Entries taken from a collection:
----------
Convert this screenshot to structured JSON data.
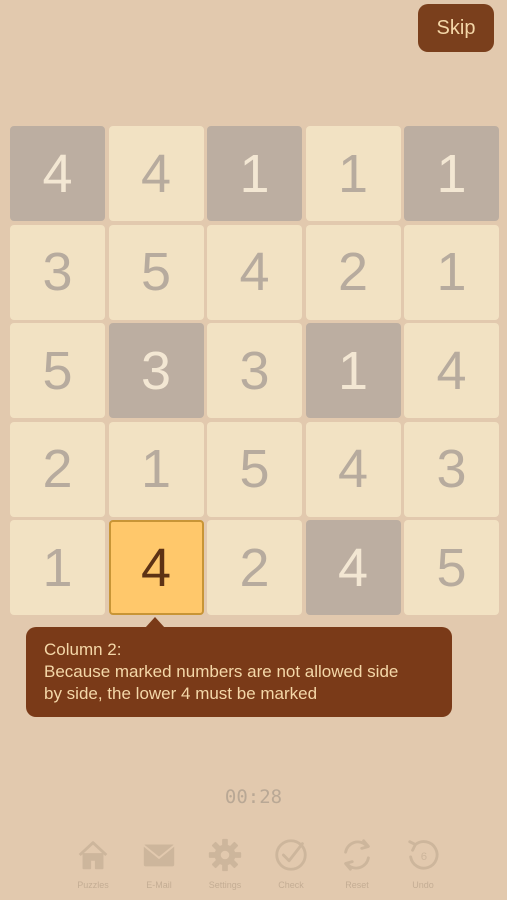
{
  "header": {
    "skip_label": "Skip"
  },
  "grid": {
    "rows": [
      [
        "4",
        "4",
        "1",
        "1",
        "1"
      ],
      [
        "3",
        "5",
        "4",
        "2",
        "1"
      ],
      [
        "5",
        "3",
        "3",
        "1",
        "4"
      ],
      [
        "2",
        "1",
        "5",
        "4",
        "3"
      ],
      [
        "1",
        "4",
        "2",
        "4",
        "5"
      ]
    ],
    "shaded": [
      [
        0,
        0
      ],
      [
        0,
        2
      ],
      [
        0,
        4
      ],
      [
        2,
        1
      ],
      [
        2,
        3
      ],
      [
        4,
        3
      ]
    ],
    "highlighted": [
      [
        4,
        1
      ]
    ]
  },
  "hint": {
    "title": "Column 2:",
    "line1": "Because marked numbers are not allowed side",
    "line2": "by side, the lower 4 must be marked"
  },
  "timer": "00:28",
  "toolbar": {
    "items": [
      {
        "label": "Puzzles",
        "icon": "home-icon"
      },
      {
        "label": "E-Mail",
        "icon": "mail-icon"
      },
      {
        "label": "Settings",
        "icon": "gear-icon"
      },
      {
        "label": "Check",
        "icon": "check-icon"
      },
      {
        "label": "Reset",
        "icon": "reset-icon"
      },
      {
        "label": "Undo",
        "icon": "undo-icon",
        "badge": "6"
      }
    ]
  },
  "colors": {
    "background": "#e2c9ae",
    "cell": "#f2e2c3",
    "shaded": "#bcaea1",
    "highlight": "#ffc86b",
    "accent": "#7a3a18"
  }
}
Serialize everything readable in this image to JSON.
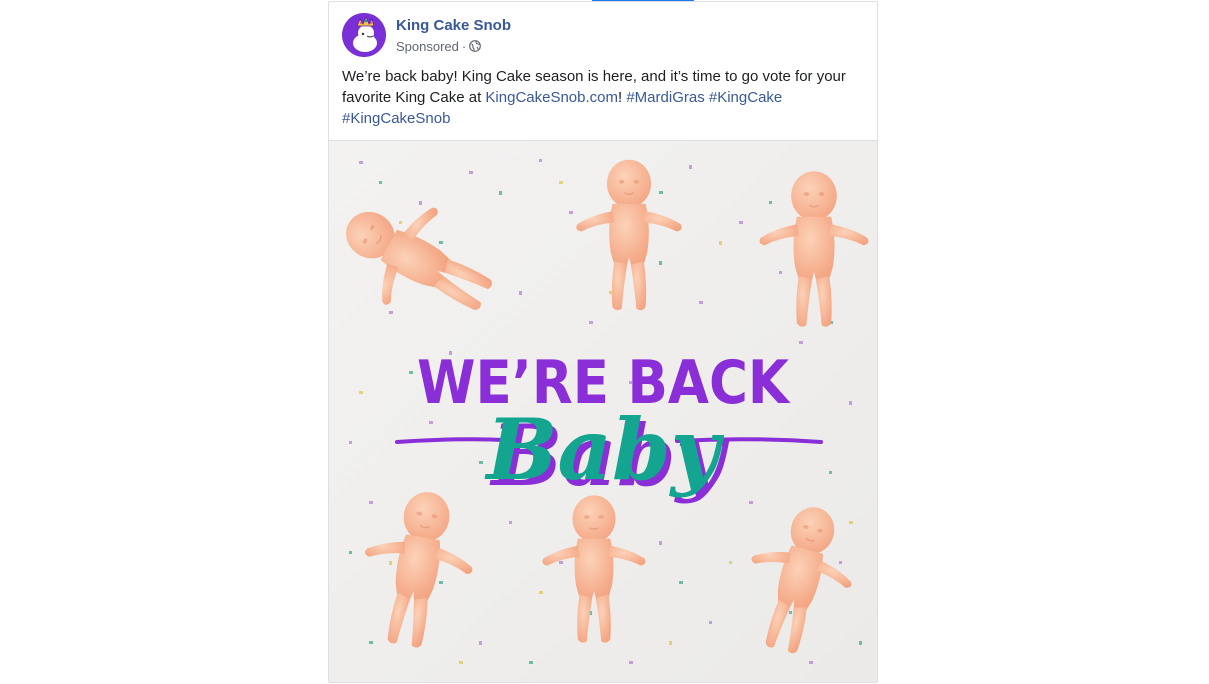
{
  "post": {
    "page_name": "King Cake Snob",
    "sponsored": "Sponsored",
    "separator": "·",
    "icon": "globe-icon",
    "caption": {
      "text_1": "We’re back baby! King Cake season is here, and it’s time to go vote for your favorite King Cake at ",
      "link": "KingCakeSnob.com",
      "text_2": "! ",
      "hashtags": [
        "#MardiGras",
        "#KingCake",
        "#KingCakeSnob"
      ]
    }
  },
  "image": {
    "headline_1": "WE’RE BACK",
    "headline_2": "Baby",
    "colors": {
      "purple": "#8a2fd8",
      "teal": "#13a58f",
      "baby": "#f6b08f",
      "background": "#f1f0ef"
    }
  },
  "colors": {
    "link": "#385898",
    "text": "#1c1e21",
    "meta": "#606770",
    "avatar": "#7b2fd6"
  }
}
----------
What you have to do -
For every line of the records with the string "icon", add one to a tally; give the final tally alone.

Task response -
7